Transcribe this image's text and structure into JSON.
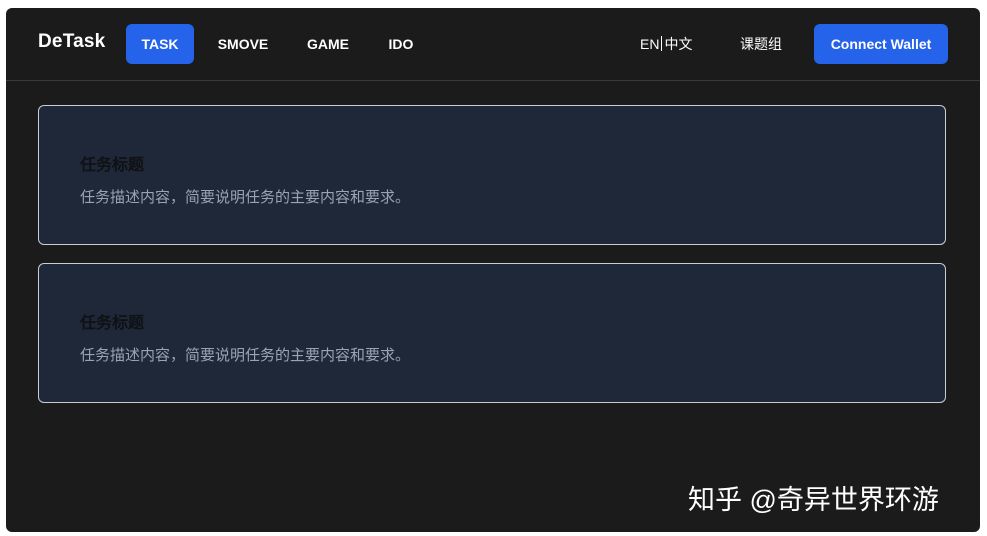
{
  "header": {
    "brand": "DeTask",
    "tabs": [
      {
        "label": "TASK",
        "active": true
      },
      {
        "label": "SMOVE",
        "active": false
      },
      {
        "label": "GAME",
        "active": false
      },
      {
        "label": "IDO",
        "active": false
      }
    ],
    "lang_en": "EN",
    "lang_zh": "中文",
    "group_link": "课题组",
    "connect_wallet": "Connect Wallet"
  },
  "tasks": [
    {
      "title": "任务标题",
      "description": "任务描述内容，简要说明任务的主要内容和要求。"
    },
    {
      "title": "任务标题",
      "description": "任务描述内容，简要说明任务的主要内容和要求。"
    }
  ],
  "watermark": "知乎 @奇异世界环游",
  "colors": {
    "background": "#1b1b1b",
    "accent": "#2563eb",
    "card_background": "#1f2838",
    "card_border": "#c9ced6",
    "muted_text": "#9aa3b2"
  }
}
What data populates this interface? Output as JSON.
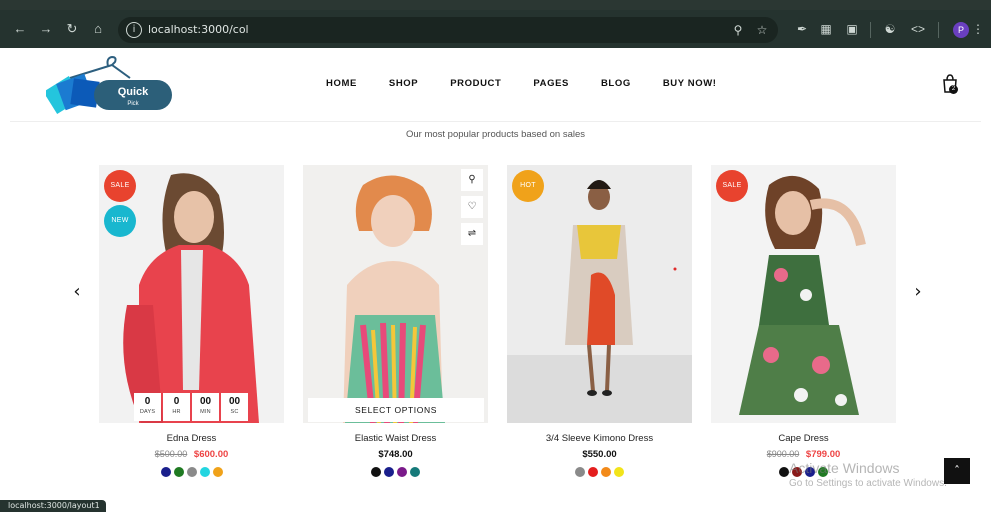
{
  "browser": {
    "url": "localhost:3000/col",
    "profile_initial": "P",
    "status_url": "localhost:3000/layout1"
  },
  "header": {
    "logo_text": "Quick",
    "logo_sub": "Pick",
    "nav": [
      "HOME",
      "SHOP",
      "PRODUCT",
      "PAGES",
      "BLOG",
      "BUY NOW!"
    ],
    "cart_count": "2"
  },
  "section": {
    "subtitle": "Our most popular products based on sales"
  },
  "products": [
    {
      "name": "Edna Dress",
      "old_price": "$500.00",
      "price": "$600.00",
      "badges": [
        "SALE",
        "NEW"
      ],
      "countdown": [
        {
          "value": "0",
          "label": "DAYS"
        },
        {
          "value": "0",
          "label": "HR"
        },
        {
          "value": "00",
          "label": "MIN"
        },
        {
          "value": "00",
          "label": "SC"
        }
      ],
      "swatches": [
        "#1a1f8c",
        "#1f7a22",
        "#8a8a8a",
        "#23d5e0",
        "#f0a21a"
      ]
    },
    {
      "name": "Elastic Waist Dress",
      "price": "$748.00",
      "select_options": "SELECT OPTIONS",
      "quick_actions": [
        "zoom-icon",
        "heart-icon",
        "shuffle-icon"
      ],
      "swatches": [
        "#111111",
        "#1a1f8c",
        "#7a1a8a",
        "#167a7a"
      ]
    },
    {
      "name": "3/4 Sleeve Kimono Dress",
      "price": "$550.00",
      "badges": [
        "HOT"
      ],
      "swatches": [
        "#8a8a8a",
        "#e41e1e",
        "#f28a1a",
        "#f2e41a"
      ]
    },
    {
      "name": "Cape Dress",
      "old_price": "$900.00",
      "price": "$799.00",
      "badges": [
        "SALE"
      ],
      "swatches": [
        "#111111",
        "#8a1a1a",
        "#1a1f8c",
        "#1f7a22"
      ]
    }
  ],
  "watermark": {
    "line1": "Activate Windows",
    "line2": "Go to Settings to activate Windows."
  },
  "colors": {
    "sale": "#e8432e",
    "new": "#19b7cf",
    "hot": "#f0a21a",
    "price_red": "#e44444",
    "chrome": "#25332f"
  }
}
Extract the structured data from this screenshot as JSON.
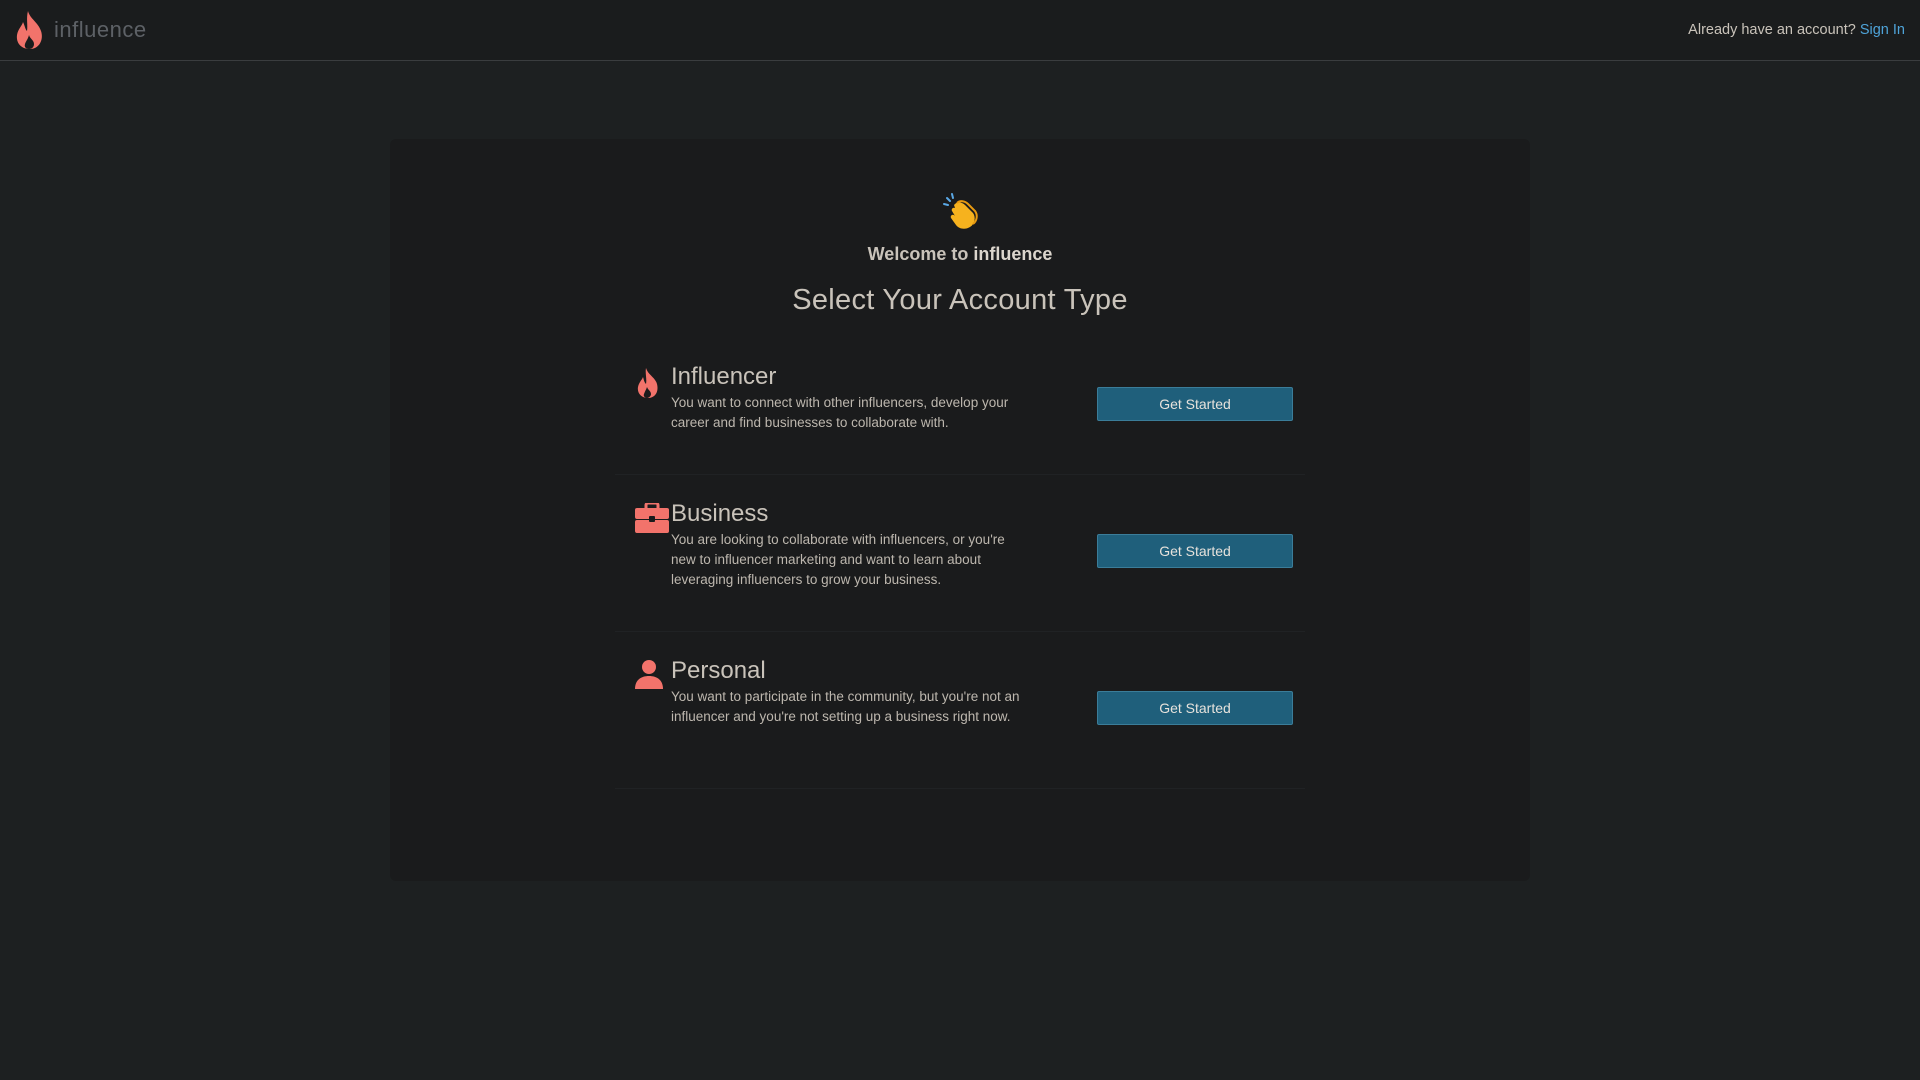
{
  "header": {
    "brand_name": "influence",
    "auth_prompt": "Already have an account?",
    "sign_in_label": "Sign In"
  },
  "hero": {
    "welcome_prefix": "Welcome to",
    "welcome_brand": "influence",
    "title": "Select Your Account Type"
  },
  "accounts": [
    {
      "icon": "flame-icon",
      "title": "Influencer",
      "description": "You want to connect with other influencers, develop your career and find businesses to collaborate with.",
      "button_label": "Get Started"
    },
    {
      "icon": "briefcase-icon",
      "title": "Business",
      "description": "You are looking to collaborate with influencers, or you're new to influencer marketing and want to learn about leveraging influencers to grow your business.",
      "button_label": "Get Started"
    },
    {
      "icon": "person-icon",
      "title": "Personal",
      "description": "You want to participate in the community, but you're not an influencer and you're not setting up a business right now.",
      "button_label": "Get Started"
    }
  ],
  "colors": {
    "accent_icon": "#f2736b",
    "button_bg": "#1f5f7b",
    "link": "#4ea3d8",
    "background": "#1d2021"
  }
}
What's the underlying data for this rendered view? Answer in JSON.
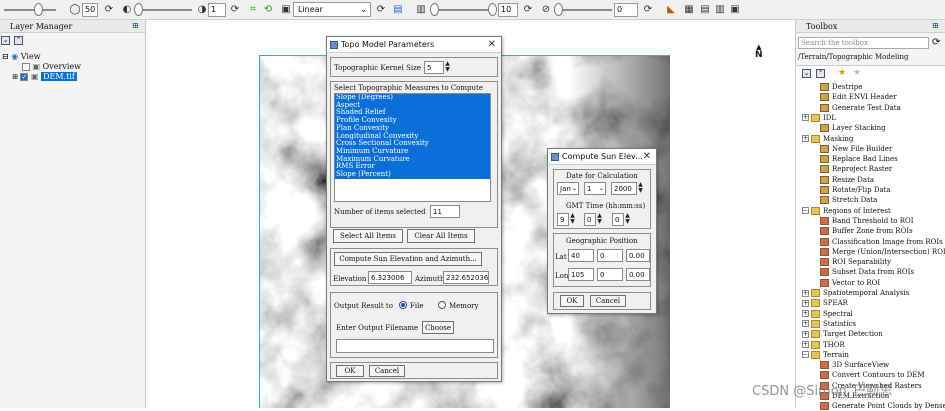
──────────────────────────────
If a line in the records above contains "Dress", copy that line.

Response for this exercise:
      "name": "Edna Dress",
      "name": "Elastic Waist Dress",
      "name": "3/4 Sleeve Kimono Dress",
      "name": "Cape Dress",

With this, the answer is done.